The group commenced an application on Nov. 26 in the state’s supreme court seeking to strike down the CHO’s public health directives, which put in a place a deadline of Dec. 1 for all police staff to get vaccinated against the CCP (Chinese Communist Party) virus, which causes novel coronavirus.
Hotchkin Hanly Lawyers initiated the proceedings on behalf of Senior Constable Ben Falconer. However, the firm represents a total of 34 unvaccinated sworn and unsworn members and staff of WA Police.
But while some similar cases have failed in other states, Jordan McDonald—a representative of the group and former WA cop of 10 years who has chosen not to get a COVID-19 vaccine—said he believed the case had good grounds to succeed due to certain laws unique to WA.
“Our public health order is written differently to the New South Wales one, and there are certain criteria that the chief health officer here must meet and must satisfy that do not exist in the eastern states’ legislation,” McDonald told The Epoch Times on Nov. 29.
Since October three separate appeals had been dismissed in New South Wales, including a veteran paramedic and a nurse. Additionally, a challenge in Tasmania, from health workers was unsuccessful.
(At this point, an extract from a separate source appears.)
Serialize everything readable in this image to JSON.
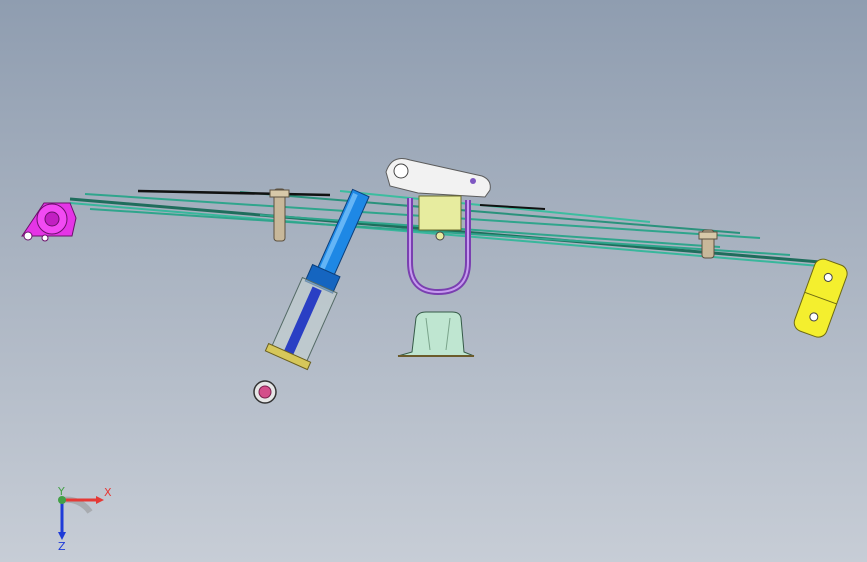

While in Queensland, police failed to overturn their own directives.
“In addition to that, our COVID environment, or lack thereof, is very different in WA compared to what was, and what is, happening over east,” McDonald said.
Parts of WA have been put in lockdown three times this year after recording a combined six cases of community transmission, with the state experiencing a total of 1,121 cases of COVID-19 leading to nine deaths.
McDonald said he knew of more than 30 WA Police staff that did not plan on getting vaccinated by the deadline. Speaking at the WA Police Union’s 85th Annual Conference, acting president Mike Kelly said that 150 officers were currently on leave and had not been vaccinated.
WA Police Minister Paul Papalia said he did not have confidence in the success of the legal challenge.
“I suspect it’s going to be unsuccessful,” Papalia said, ABC reported.
Papalia expressed disappointment following the actions of tens of thousands of West Australians who protested the state’s mandates on the streets, with small to large rallies taking place a total of 14 times since the start of October.
“The extent of some of the behaviours has been extraordinary,” Papalia said.
“What some people are doing in the face of this pandemic and measures that are being undertaken by government to keep everyone safe doesn’t surprise me.
However, McDonald said the completion of the legwork for the legal battle had opened up the challenge for other industries, particularly those within the United Service WA—a coalition of police, fire, ambulance, prisons, education, and health workers against vaccination mandates.
McDonald estimated that up to 6,000 fly-in-fly-out (FIFO) workers and over 2,000 health workers in WA did not agree with the mandate—groups that are currently in the early stages of launching their own legal actions against the state and its chief health officer.
But WA Premier Mark McGowan has warned that the vaccine mandate will remain for years to come.
“The mandates will stay in place,” McGowan told ABC radio, reported news.com.au.
“I can’t say what a future premier might do, but they’ll be in place for a very long time while I’m the premier.”
“This will be a situation that exists for a long period of time, so people need to go and get vaccinated.”
Western Australia has been criticised for its stringent lockdowns and vaccine mandates, with Deputy Prime Minister Barnaby Joyce comparing the state’s measures to North Korea.